The United Arab Emirates (UAE) has unveiled plans to introduce a value added tax levy from January next year for the first time, though the country claims it will be one of the world’s lowest VAT rates at 5%. The move is being coordinated along with five other countries in the Gulf Cooperation Council, namely Oman, Kuwait, Bahrain, Qatar and Saudi Arabia.
The Danish government has unveiled a plan to improve tax breaks for skilled expats moving to the country. Denmark’s ‘research tax scheme’ enables expats who meet requirements to pay a concessionary tax rate of 26% plus an 8% labour market contribution to cover sickness and unemployment benefits.
In the face of falling value expat relocation packages, one expat in Singapore says those moving there need to earn S$7,000 (£3,919/$5,200) every month to cope with the high cost of living, according to a Singaporean newspaper.
The levy imposed by Saudi Arabia on expats living and working in the kingdom has had a knock-on effect on the property market. According to real estate firm JLL, rents are now 3% cheaper as a result. It has also been revealed that expat remittances from the kingdom in the first seven months of this year fell by 8%.
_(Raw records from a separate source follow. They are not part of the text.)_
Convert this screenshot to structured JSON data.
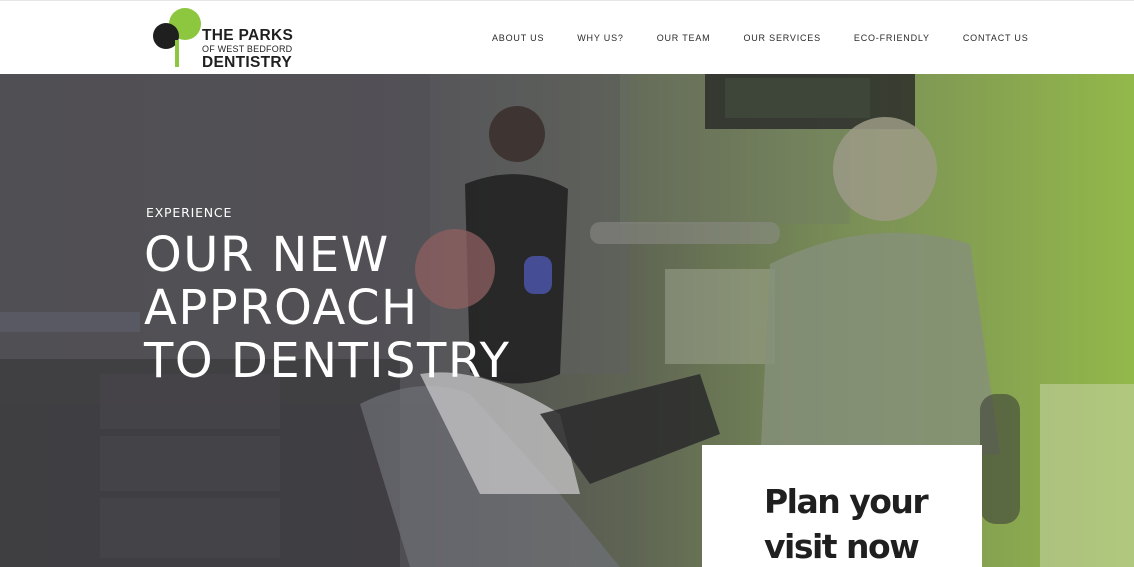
{
  "brand": {
    "line1": "THE PARKS",
    "line2": "OF WEST BEDFORD",
    "line3": "DENTISTRY",
    "logo_icon": "tree-logo-icon",
    "colors": {
      "green": "#8dc63f",
      "dark": "#1f1f1f"
    }
  },
  "nav": {
    "items": [
      {
        "label": "ABOUT US"
      },
      {
        "label": "WHY US?"
      },
      {
        "label": "OUR TEAM"
      },
      {
        "label": "OUR SERVICES"
      },
      {
        "label": "ECO-FRIENDLY"
      },
      {
        "label": "CONTACT US"
      }
    ]
  },
  "hero": {
    "eyebrow": "EXPERIENCE",
    "title_lines": [
      "OUR NEW",
      "APPROACH",
      "TO DENTISTRY"
    ],
    "gradient": {
      "left": "#4b4a4e",
      "right": "#93b84a"
    }
  },
  "cta": {
    "lines": [
      "Plan your",
      "visit now"
    ]
  }
}
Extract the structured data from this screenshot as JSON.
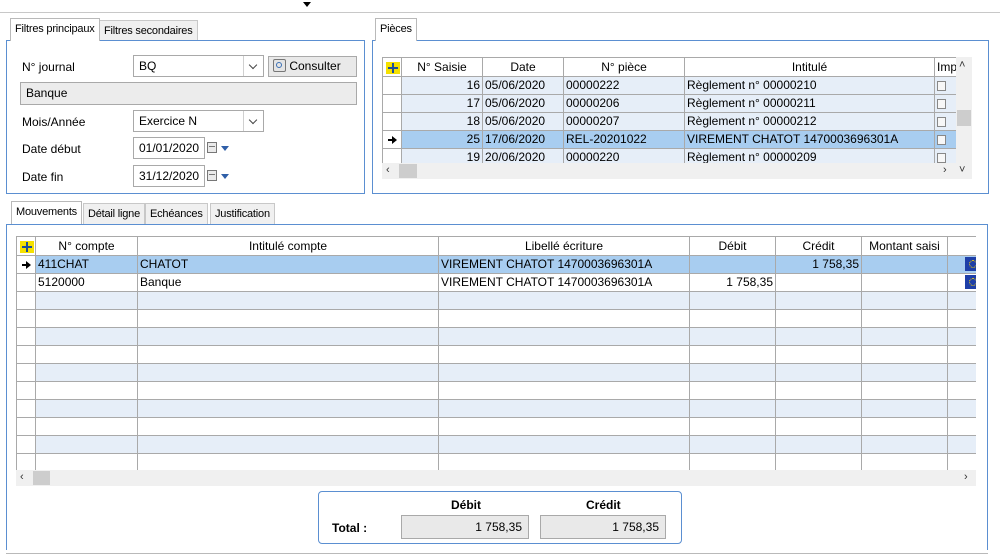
{
  "filters": {
    "tabs": [
      "Filtres principaux",
      "Filtres secondaires"
    ],
    "journal_label": "N° journal",
    "journal_value": "BQ",
    "consult_button": "Consulter",
    "journal_name": "Banque",
    "month_year_label": "Mois/Année",
    "month_year_value": "Exercice N",
    "start_label": "Date début",
    "start_value": "01/01/2020",
    "end_label": "Date fin",
    "end_value": "31/12/2020"
  },
  "pieces": {
    "tab": "Pièces",
    "columns": [
      "N° Saisie",
      "Date",
      "N° pièce",
      "Intitulé",
      "Imp"
    ],
    "rows": [
      {
        "saisie": "16",
        "date": "05/06/2020",
        "piece": "00000222",
        "intitule": "Règlement n° 00000210",
        "selected": false
      },
      {
        "saisie": "17",
        "date": "05/06/2020",
        "piece": "00000206",
        "intitule": "Règlement n° 00000211",
        "selected": false
      },
      {
        "saisie": "18",
        "date": "05/06/2020",
        "piece": "00000207",
        "intitule": "Règlement n° 00000212",
        "selected": false
      },
      {
        "saisie": "25",
        "date": "17/06/2020",
        "piece": "REL-20201022",
        "intitule": "VIREMENT CHATOT 1470003696301A",
        "selected": true
      },
      {
        "saisie": "19",
        "date": "20/06/2020",
        "piece": "00000220",
        "intitule": "Règlement n° 00000209",
        "selected": false
      }
    ]
  },
  "movements": {
    "tabs": [
      "Mouvements",
      "Détail ligne",
      "Echéances",
      "Justification"
    ],
    "columns": [
      "N° compte",
      "Intitulé compte",
      "Libellé écriture",
      "Débit",
      "Crédit",
      "Montant saisi"
    ],
    "rows": [
      {
        "compte": "411CHAT",
        "intitule": "CHATOT",
        "libelle": "VIREMENT CHATOT 1470003696301A",
        "debit": "",
        "credit": "1 758,35",
        "selected": true
      },
      {
        "compte": "5120000",
        "intitule": "Banque",
        "libelle": "VIREMENT CHATOT 1470003696301A",
        "debit": "1 758,35",
        "credit": "",
        "selected": false
      }
    ]
  },
  "totals": {
    "debit_label": "Débit",
    "credit_label": "Crédit",
    "total_label": "Total :",
    "debit_value": "1 758,35",
    "credit_value": "1 758,35"
  },
  "icons": {
    "add_row": "add-row-icon",
    "current_row": "current-row-arrow-icon",
    "calendar": "calendar-icon",
    "consult": "consult-icon",
    "currency": "currency-flag-icon"
  }
}
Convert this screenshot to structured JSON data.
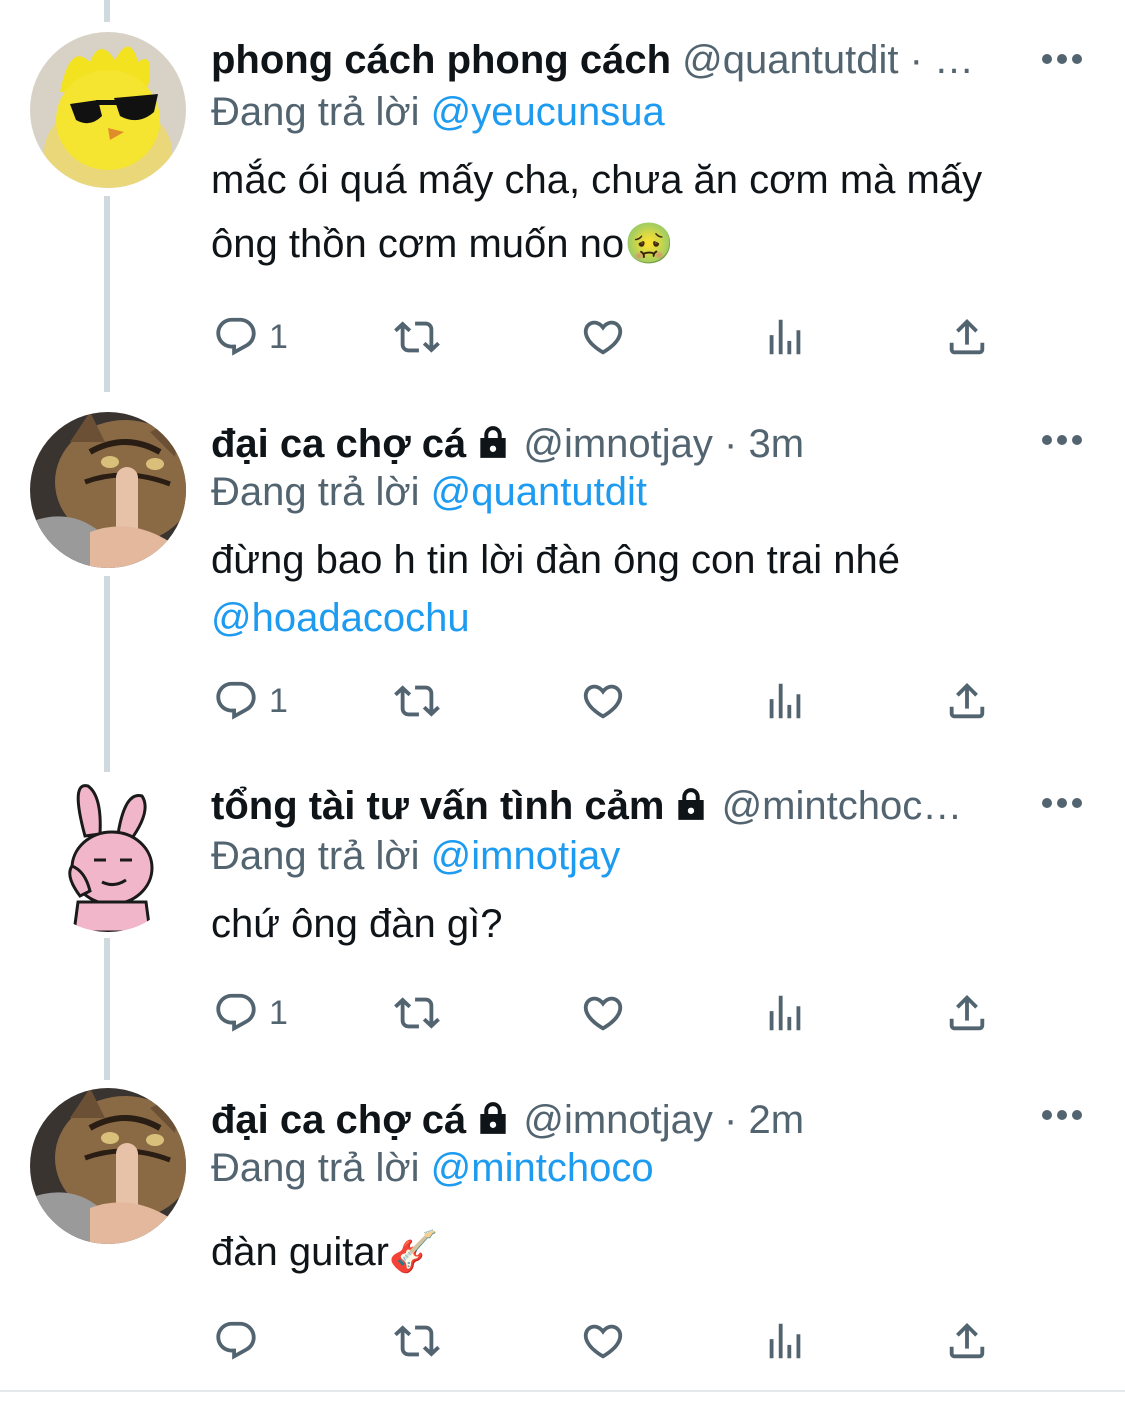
{
  "reply_prefix": "Đang trả lời",
  "colors": {
    "text": "#0f1419",
    "secondary": "#536471",
    "link": "#1d9bf0",
    "thread_line": "#cfd9de"
  },
  "tweets": [
    {
      "name": "phong cách phong cách",
      "handle": "@quantutdit",
      "meta": " · …",
      "protected": false,
      "reply_to": "@yeucunsua",
      "text_line1": "mắc ói quá mấy cha, chưa ăn cơm mà mấy",
      "text_line2": "ông thồn cơm muốn no🤢",
      "mention": "",
      "reply_count": "1",
      "avatar_icon": "sunglasses-chick-avatar"
    },
    {
      "name": "đại ca chợ cá",
      "handle": "@imnotjay",
      "meta": " · 3m",
      "protected": true,
      "reply_to": "@quantutdit",
      "text_line1": "đừng bao h tin lời đàn ông con trai nhé",
      "text_line2": "",
      "mention": "@hoadacochu",
      "reply_count": "1",
      "avatar_icon": "cat-shush-avatar"
    },
    {
      "name": "tổng tài tư vấn tình cảm",
      "handle": "@mintchoc…",
      "meta": "",
      "protected": true,
      "reply_to": "@imnotjay",
      "text_line1": "chứ ông đàn gì?",
      "text_line2": "",
      "mention": "",
      "reply_count": "1",
      "avatar_icon": "pink-bunny-avatar"
    },
    {
      "name": "đại ca chợ cá",
      "handle": "@imnotjay",
      "meta": " · 2m",
      "protected": true,
      "reply_to": "@mintchoco",
      "text_line1": "đàn guitar🎸",
      "text_line2": "",
      "mention": "",
      "reply_count": "",
      "avatar_icon": "cat-shush-avatar"
    }
  ]
}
Expats from Switzerland have backed a reform of the country’s pension scheme which is being voted on by the country. Expat representative organisation the Swiss Abroad Council says the move to revamp pensions will benefit expats around the world. Also, the House of Representatives has backed a motion to guarantee Swiss expats the right to hold PostFinance credit cards.
Energy bills for expat tenants living in freehold properties in Sharjah in the UAE have risen, , where the properties are owned by non-Emiratis; they are now paying a ‘standard’ rate of 45 fils rather than the subsidised rate of 30 fils per unit of electricity.
Despite Brexit, London has retained its position as the world’s most attractive financial centre, the Z/Yen global financial centres index reveals. New York has fallen in popularity over concerns about the trade policies of President Donald Trump, but still remains in second place. Other locations are enjoying the potential of a Brexit boost including Frankfurt, Paris, Dublin and Amsterdam.
Australian media are reporting on an interesting trend of Chinese expats there buying Australian products to send home, to satisfy a growing demand from Chinese people for Australian products. The trend is called daigou, which is Chinese for ‘middleman’, with expats sending home baby formula, confectionery and breakfast cereal among other popular items.